**WHAT THE EXERCISE ASKS:**
The task calls for each line of the records below in which the word "mtime" appears.

**EXERCISE DATA:**
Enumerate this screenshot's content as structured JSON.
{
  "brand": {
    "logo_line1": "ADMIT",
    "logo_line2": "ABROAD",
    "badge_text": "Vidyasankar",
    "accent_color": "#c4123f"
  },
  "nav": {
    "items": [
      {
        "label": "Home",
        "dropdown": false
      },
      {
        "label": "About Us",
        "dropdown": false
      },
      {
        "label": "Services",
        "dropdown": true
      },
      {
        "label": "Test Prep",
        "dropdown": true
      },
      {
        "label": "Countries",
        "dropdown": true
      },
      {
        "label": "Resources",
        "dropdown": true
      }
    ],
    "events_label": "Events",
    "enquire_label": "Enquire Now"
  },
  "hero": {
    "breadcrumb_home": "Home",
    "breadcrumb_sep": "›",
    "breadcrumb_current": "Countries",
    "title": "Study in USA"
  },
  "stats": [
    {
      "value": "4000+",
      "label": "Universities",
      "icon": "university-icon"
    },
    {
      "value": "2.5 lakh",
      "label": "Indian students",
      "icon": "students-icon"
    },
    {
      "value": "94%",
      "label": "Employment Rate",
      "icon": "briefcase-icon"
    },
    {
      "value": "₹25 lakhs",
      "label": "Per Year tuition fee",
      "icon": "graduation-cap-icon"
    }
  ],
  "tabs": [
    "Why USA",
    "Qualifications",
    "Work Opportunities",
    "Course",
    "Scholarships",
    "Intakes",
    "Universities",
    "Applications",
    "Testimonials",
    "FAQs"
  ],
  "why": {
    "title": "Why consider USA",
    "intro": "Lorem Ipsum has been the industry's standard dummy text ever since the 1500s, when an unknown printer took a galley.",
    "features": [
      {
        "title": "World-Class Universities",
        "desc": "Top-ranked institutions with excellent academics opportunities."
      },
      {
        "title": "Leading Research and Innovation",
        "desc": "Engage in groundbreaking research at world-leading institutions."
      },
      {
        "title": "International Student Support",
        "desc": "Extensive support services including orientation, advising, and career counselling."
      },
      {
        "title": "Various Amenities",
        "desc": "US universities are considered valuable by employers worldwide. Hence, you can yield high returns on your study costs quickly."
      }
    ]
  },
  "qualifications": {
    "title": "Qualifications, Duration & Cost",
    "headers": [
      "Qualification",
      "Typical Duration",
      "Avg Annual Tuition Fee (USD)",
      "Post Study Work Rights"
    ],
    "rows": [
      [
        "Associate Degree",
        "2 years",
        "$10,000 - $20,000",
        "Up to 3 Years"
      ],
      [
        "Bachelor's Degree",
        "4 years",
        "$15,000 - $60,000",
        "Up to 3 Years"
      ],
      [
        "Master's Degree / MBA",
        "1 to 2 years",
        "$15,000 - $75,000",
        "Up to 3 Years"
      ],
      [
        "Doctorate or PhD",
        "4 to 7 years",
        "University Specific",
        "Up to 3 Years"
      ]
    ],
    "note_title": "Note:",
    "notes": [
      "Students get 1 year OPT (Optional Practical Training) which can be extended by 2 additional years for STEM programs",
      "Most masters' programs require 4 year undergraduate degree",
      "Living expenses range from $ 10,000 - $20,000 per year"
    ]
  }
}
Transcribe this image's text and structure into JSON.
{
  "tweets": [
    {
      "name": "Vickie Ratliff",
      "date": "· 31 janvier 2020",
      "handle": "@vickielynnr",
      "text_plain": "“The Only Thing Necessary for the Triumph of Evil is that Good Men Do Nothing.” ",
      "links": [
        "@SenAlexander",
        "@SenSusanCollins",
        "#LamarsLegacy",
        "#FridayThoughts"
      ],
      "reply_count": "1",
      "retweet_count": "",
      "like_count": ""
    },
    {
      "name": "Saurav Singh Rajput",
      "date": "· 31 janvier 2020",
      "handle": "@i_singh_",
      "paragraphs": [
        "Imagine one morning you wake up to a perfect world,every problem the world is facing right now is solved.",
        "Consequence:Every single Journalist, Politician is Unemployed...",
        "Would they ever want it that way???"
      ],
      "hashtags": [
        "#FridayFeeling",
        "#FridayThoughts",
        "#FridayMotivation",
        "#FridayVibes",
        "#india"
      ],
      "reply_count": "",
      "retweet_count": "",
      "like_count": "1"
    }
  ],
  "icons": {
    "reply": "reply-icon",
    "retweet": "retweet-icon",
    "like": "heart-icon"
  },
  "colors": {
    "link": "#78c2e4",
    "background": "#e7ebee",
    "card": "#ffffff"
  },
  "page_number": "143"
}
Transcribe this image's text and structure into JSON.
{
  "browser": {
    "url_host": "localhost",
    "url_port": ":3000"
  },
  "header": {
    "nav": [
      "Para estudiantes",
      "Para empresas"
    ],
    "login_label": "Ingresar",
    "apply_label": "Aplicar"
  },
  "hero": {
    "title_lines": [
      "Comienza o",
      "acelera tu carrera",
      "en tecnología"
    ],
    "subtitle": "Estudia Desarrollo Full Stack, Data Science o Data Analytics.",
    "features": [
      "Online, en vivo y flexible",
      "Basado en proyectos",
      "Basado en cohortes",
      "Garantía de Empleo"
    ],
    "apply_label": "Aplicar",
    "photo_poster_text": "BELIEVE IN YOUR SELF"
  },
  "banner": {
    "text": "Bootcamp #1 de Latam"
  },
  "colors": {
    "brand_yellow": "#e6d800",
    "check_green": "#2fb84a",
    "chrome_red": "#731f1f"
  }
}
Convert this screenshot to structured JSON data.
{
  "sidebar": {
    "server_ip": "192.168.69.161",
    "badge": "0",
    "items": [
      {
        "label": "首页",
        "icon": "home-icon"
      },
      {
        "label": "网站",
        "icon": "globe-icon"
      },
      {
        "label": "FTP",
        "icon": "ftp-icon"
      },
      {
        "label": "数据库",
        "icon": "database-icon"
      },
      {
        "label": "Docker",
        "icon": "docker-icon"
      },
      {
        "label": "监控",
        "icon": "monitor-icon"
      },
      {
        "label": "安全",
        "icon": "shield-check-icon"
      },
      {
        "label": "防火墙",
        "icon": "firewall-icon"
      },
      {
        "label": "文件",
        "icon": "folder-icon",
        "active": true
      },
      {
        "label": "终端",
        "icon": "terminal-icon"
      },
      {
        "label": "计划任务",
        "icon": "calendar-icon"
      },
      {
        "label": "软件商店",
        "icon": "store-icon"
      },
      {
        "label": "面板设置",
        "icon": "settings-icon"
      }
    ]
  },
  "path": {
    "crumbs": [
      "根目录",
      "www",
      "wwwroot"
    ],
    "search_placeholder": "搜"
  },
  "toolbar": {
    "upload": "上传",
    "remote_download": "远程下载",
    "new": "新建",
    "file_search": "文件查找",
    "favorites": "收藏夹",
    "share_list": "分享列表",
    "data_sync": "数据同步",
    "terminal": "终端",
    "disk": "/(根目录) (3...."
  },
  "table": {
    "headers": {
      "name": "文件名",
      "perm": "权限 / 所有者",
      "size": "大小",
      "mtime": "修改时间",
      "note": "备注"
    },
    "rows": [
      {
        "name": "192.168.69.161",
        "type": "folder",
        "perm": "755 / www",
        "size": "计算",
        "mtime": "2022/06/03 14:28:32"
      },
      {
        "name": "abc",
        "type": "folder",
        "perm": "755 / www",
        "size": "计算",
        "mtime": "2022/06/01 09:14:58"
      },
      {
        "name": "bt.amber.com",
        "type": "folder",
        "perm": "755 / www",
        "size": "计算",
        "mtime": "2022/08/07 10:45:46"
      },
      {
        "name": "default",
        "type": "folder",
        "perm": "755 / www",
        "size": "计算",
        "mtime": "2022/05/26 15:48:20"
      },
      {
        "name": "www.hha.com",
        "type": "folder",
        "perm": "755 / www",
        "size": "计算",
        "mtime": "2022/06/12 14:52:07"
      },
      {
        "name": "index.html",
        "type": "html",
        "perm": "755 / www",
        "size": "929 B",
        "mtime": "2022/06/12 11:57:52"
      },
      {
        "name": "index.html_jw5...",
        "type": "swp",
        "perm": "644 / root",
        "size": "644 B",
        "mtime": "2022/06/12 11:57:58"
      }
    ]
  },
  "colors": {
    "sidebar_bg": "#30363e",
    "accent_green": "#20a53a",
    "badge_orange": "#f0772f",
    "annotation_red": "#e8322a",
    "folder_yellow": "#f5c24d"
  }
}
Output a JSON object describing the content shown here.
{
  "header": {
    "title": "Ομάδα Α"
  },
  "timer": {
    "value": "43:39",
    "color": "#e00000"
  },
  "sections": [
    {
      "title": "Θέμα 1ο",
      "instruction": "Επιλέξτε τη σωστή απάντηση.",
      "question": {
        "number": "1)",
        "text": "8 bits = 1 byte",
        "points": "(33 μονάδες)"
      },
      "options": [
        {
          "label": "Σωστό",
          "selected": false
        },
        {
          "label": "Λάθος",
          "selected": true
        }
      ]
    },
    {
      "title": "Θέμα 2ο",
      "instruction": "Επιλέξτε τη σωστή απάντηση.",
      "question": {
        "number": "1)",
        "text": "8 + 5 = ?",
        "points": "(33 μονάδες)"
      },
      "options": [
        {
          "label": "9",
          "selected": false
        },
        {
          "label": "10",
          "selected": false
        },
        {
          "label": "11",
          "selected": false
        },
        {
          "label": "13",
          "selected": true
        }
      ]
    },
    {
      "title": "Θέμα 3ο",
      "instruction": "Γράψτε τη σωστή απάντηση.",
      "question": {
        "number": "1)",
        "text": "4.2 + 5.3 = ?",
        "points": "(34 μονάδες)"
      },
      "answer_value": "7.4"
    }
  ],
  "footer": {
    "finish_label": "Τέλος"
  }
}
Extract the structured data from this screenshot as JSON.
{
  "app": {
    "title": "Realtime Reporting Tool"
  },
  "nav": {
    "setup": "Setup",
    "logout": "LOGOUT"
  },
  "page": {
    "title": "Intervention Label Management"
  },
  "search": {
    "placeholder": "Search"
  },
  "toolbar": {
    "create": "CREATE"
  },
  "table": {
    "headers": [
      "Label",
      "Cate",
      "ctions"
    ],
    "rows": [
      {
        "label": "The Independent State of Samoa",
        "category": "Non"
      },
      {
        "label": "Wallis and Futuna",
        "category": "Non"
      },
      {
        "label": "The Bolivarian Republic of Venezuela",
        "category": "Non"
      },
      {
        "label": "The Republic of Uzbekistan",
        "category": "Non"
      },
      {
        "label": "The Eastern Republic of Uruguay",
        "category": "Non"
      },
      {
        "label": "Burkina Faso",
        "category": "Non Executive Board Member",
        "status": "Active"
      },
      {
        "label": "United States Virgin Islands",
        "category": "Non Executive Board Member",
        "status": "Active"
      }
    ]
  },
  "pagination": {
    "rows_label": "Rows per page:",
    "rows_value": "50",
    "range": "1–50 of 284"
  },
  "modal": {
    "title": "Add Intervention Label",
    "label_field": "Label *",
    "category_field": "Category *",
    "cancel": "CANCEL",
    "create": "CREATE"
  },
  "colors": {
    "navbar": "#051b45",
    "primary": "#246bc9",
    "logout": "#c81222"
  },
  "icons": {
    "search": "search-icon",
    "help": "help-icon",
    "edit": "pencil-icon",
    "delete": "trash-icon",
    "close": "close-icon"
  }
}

**OUTPUT BELOW:**
      "mtime": "修改时间",
        "mtime": "2022/06/03 14:28:32"
        "mtime": "2022/06/01 09:14:58"
        "mtime": "2022/08/07 10:45:46"
        "mtime": "2022/05/26 15:48:20"
        "mtime": "2022/06/12 14:52:07"
        "mtime": "2022/06/12 11:57:52"
        "mtime": "2022/06/12 11:57:58"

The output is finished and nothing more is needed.